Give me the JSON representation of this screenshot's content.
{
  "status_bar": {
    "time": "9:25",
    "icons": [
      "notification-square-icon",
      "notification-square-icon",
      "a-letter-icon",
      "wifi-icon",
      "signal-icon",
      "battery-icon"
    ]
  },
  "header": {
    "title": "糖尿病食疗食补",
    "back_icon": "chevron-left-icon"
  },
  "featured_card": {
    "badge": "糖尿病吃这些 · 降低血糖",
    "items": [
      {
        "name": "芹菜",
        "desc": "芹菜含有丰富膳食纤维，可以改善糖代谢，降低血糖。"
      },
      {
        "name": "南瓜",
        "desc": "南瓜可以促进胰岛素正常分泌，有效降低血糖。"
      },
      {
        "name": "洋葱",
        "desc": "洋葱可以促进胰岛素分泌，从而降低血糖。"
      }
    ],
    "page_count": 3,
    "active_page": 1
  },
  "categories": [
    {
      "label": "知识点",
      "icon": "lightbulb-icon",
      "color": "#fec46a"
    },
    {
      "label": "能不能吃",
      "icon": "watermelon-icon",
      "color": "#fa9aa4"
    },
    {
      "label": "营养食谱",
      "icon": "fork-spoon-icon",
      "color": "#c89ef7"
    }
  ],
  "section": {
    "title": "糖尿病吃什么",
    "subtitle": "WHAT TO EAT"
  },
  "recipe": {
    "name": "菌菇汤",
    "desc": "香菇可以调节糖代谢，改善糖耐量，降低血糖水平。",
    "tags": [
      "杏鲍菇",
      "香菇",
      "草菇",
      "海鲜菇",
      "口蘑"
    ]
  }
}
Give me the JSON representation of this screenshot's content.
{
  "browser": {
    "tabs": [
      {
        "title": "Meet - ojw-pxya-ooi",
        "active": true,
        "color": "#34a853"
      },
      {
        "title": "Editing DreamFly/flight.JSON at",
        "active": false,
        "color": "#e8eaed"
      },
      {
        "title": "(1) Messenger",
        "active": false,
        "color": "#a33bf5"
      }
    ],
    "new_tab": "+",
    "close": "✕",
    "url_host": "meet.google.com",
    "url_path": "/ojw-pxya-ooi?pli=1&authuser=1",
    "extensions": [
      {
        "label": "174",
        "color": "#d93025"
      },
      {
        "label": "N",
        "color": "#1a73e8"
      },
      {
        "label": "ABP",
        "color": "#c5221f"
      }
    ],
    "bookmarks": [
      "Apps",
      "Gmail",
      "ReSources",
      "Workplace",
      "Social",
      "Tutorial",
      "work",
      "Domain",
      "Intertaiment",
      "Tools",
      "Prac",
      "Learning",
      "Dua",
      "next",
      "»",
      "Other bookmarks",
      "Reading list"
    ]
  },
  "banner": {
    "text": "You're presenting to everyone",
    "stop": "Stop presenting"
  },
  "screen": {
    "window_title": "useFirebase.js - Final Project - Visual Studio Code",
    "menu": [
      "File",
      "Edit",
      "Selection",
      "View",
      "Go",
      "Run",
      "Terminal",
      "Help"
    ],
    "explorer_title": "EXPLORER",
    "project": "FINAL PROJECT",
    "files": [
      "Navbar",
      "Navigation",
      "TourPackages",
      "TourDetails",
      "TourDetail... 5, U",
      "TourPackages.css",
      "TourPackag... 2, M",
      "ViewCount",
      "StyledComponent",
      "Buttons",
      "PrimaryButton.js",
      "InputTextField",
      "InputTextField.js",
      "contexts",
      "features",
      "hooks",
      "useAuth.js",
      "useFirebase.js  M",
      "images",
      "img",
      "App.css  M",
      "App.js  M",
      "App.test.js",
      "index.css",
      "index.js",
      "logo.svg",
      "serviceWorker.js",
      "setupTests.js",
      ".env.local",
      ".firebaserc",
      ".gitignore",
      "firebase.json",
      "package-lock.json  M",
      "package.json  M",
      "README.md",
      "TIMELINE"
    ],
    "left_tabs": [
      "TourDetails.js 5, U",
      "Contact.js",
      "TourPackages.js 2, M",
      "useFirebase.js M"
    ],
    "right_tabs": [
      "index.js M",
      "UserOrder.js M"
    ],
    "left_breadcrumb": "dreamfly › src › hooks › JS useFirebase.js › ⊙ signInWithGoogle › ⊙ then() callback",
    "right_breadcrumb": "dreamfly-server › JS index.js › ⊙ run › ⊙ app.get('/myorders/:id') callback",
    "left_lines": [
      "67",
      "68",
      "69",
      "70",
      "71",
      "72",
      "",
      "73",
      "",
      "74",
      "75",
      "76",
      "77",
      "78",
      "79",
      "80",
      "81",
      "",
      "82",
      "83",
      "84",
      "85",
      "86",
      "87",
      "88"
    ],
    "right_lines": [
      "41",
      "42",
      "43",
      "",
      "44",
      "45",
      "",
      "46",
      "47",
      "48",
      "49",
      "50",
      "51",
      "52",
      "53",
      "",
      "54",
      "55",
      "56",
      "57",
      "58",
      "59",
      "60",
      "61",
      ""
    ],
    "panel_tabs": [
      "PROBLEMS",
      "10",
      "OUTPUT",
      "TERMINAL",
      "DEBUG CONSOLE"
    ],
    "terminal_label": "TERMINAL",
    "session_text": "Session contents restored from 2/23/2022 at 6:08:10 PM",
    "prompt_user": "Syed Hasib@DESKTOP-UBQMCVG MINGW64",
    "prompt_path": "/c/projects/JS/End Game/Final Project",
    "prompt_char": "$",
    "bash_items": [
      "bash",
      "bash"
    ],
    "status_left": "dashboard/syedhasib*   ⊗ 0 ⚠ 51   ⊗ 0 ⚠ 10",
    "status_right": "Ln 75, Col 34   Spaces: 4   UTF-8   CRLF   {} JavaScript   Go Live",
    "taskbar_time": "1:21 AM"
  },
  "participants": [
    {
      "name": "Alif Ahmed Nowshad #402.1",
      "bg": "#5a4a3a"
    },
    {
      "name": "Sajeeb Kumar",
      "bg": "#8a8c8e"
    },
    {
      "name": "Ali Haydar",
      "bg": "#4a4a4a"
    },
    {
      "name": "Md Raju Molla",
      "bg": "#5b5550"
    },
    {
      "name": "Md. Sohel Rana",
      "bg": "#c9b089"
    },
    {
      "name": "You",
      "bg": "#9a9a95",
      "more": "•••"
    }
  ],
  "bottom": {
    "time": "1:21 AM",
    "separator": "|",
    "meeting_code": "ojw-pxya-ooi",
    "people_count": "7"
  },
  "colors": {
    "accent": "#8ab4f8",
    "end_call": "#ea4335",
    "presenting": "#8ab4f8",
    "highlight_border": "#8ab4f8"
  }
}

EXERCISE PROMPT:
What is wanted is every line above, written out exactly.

ANSWER TO THE EXERCISE:
Give me the JSON representation of this screenshot's content.
{
  "status_bar": {
    "time": "9:25",
    "icons": [
      "notification-square-icon",
      "notification-square-icon",
      "a-letter-icon",
      "wifi-icon",
      "signal-icon",
      "battery-icon"
    ]
  },
  "header": {
    "title": "糖尿病食疗食补",
    "back_icon": "chevron-left-icon"
  },
  "featured_card": {
    "badge": "糖尿病吃这些 · 降低血糖",
    "items": [
      {
        "name": "芹菜",
        "desc": "芹菜含有丰富膳食纤维，可以改善糖代谢，降低血糖。"
      },
      {
        "name": "南瓜",
        "desc": "南瓜可以促进胰岛素正常分泌，有效降低血糖。"
      },
      {
        "name": "洋葱",
        "desc": "洋葱可以促进胰岛素分泌，从而降低血糖。"
      }
    ],
    "page_count": 3,
    "active_page": 1
  },
  "categories": [
    {
      "label": "知识点",
      "icon": "lightbulb-icon",
      "color": "#fec46a"
    },
    {
      "label": "能不能吃",
      "icon": "watermelon-icon",
      "color": "#fa9aa4"
    },
    {
      "label": "营养食谱",
      "icon": "fork-spoon-icon",
      "color": "#c89ef7"
    }
  ],
  "section": {
    "title": "糖尿病吃什么",
    "subtitle": "WHAT TO EAT"
  },
  "recipe": {
    "name": "菌菇汤",
    "desc": "香菇可以调节糖代谢，改善糖耐量，降低血糖水平。",
    "tags": [
      "杏鲍菇",
      "香菇",
      "草菇",
      "海鲜菇",
      "口蘑"
    ]
  }
}
Give me the JSON representation of this screenshot's content.
{
  "browser": {
    "tabs": [
      {
        "title": "Meet - ojw-pxya-ooi",
        "active": true,
        "color": "#34a853"
      },
      {
        "title": "Editing DreamFly/flight.JSON at",
        "active": false,
        "color": "#e8eaed"
      },
      {
        "title": "(1) Messenger",
        "active": false,
        "color": "#a33bf5"
      }
    ],
    "new_tab": "+",
    "close": "✕",
    "url_host": "meet.google.com",
    "url_path": "/ojw-pxya-ooi?pli=1&authuser=1",
    "extensions": [
      {
        "label": "174",
        "color": "#d93025"
      },
      {
        "label": "N",
        "color": "#1a73e8"
      },
      {
        "label": "ABP",
        "color": "#c5221f"
      }
    ],
    "bookmarks": [
      "Apps",
      "Gmail",
      "ReSources",
      "Workplace",
      "Social",
      "Tutorial",
      "work",
      "Domain",
      "Intertaiment",
      "Tools",
      "Prac",
      "Learning",
      "Dua",
      "next",
      "»",
      "Other bookmarks",
      "Reading list"
    ]
  },
  "banner": {
    "text": "You're presenting to everyone",
    "stop": "Stop presenting"
  },
  "screen": {
    "window_title": "useFirebase.js - Final Project - Visual Studio Code",
    "menu": [
      "File",
      "Edit",
      "Selection",
      "View",
      "Go",
      "Run",
      "Terminal",
      "Help"
    ],
    "explorer_title": "EXPLORER",
    "project": "FINAL PROJECT",
    "files": [
      "Navbar",
      "Navigation",
      "TourPackages",
      "TourDetails",
      "TourDetail... 5, U",
      "TourPackages.css",
      "TourPackag... 2, M",
      "ViewCount",
      "StyledComponent",
      "Buttons",
      "PrimaryButton.js",
      "InputTextField",
      "InputTextField.js",
      "contexts",
      "features",
      "hooks",
      "useAuth.js",
      "useFirebase.js  M",
      "images",
      "img",
      "App.css  M",
      "App.js  M",
      "App.test.js",
      "index.css",
      "index.js",
      "logo.svg",
      "serviceWorker.js",
      "setupTests.js",
      ".env.local",
      ".firebaserc",
      ".gitignore",
      "firebase.json",
      "package-lock.json  M",
      "package.json  M",
      "README.md",
      "TIMELINE"
    ],
    "left_tabs": [
      "TourDetails.js 5, U",
      "Contact.js",
      "TourPackages.js 2, M",
      "useFirebase.js M"
    ],
    "right_tabs": [
      "index.js M",
      "UserOrder.js M"
    ],
    "left_breadcrumb": "dreamfly › src › hooks › JS useFirebase.js › ⊙ signInWithGoogle › ⊙ then() callback",
    "right_breadcrumb": "dreamfly-server › JS index.js › ⊙ run › ⊙ app.get('/myorders/:id') callback",
    "left_lines": [
      "67",
      "68",
      "69",
      "70",
      "71",
      "72",
      "",
      "73",
      "",
      "74",
      "75",
      "76",
      "77",
      "78",
      "79",
      "80",
      "81",
      "",
      "82",
      "83",
      "84",
      "85",
      "86",
      "87",
      "88"
    ],
    "right_lines": [
      "41",
      "42",
      "43",
      "",
      "44",
      "45",
      "",
      "46",
      "47",
      "48",
      "49",
      "50",
      "51",
      "52",
      "53",
      "",
      "54",
      "55",
      "56",
      "57",
      "58",
      "59",
      "60",
      "61",
      ""
    ],
    "panel_tabs": [
      "PROBLEMS",
      "10",
      "OUTPUT",
      "TERMINAL",
      "DEBUG CONSOLE"
    ],
    "terminal_label": "TERMINAL",
    "session_text": "Session contents restored from 2/23/2022 at 6:08:10 PM",
    "prompt_user": "Syed Hasib@DESKTOP-UBQMCVG MINGW64",
    "prompt_path": "/c/projects/JS/End Game/Final Project",
    "prompt_char": "$",
    "bash_items": [
      "bash",
      "bash"
    ],
    "status_left": "dashboard/syedhasib*   ⊗ 0 ⚠ 51   ⊗ 0 ⚠ 10",
    "status_right": "Ln 75, Col 34   Spaces: 4   UTF-8   CRLF   {} JavaScript   Go Live",
    "taskbar_time": "1:21 AM"
  },
  "participants": [
    {
      "name": "Alif Ahmed Nowshad #402.1",
      "bg": "#5a4a3a"
    },
    {
      "name": "Sajeeb Kumar",
      "bg": "#8a8c8e"
    },
    {
      "name": "Ali Haydar",
      "bg": "#4a4a4a"
    },
    {
      "name": "Md Raju Molla",
      "bg": "#5b5550"
    },
    {
      "name": "Md. Sohel Rana",
      "bg": "#c9b089"
    },
    {
      "name": "You",
      "bg": "#9a9a95",
      "more": "•••"
    }
  ],
  "bottom": {
    "time": "1:21 AM",
    "separator": "|",
    "meeting_code": "ojw-pxya-ooi",
    "people_count": "7"
  },
  "colors": {
    "accent": "#8ab4f8",
    "end_call": "#ea4335",
    "presenting": "#8ab4f8",
    "highlight_border": "#8ab4f8"
  }
}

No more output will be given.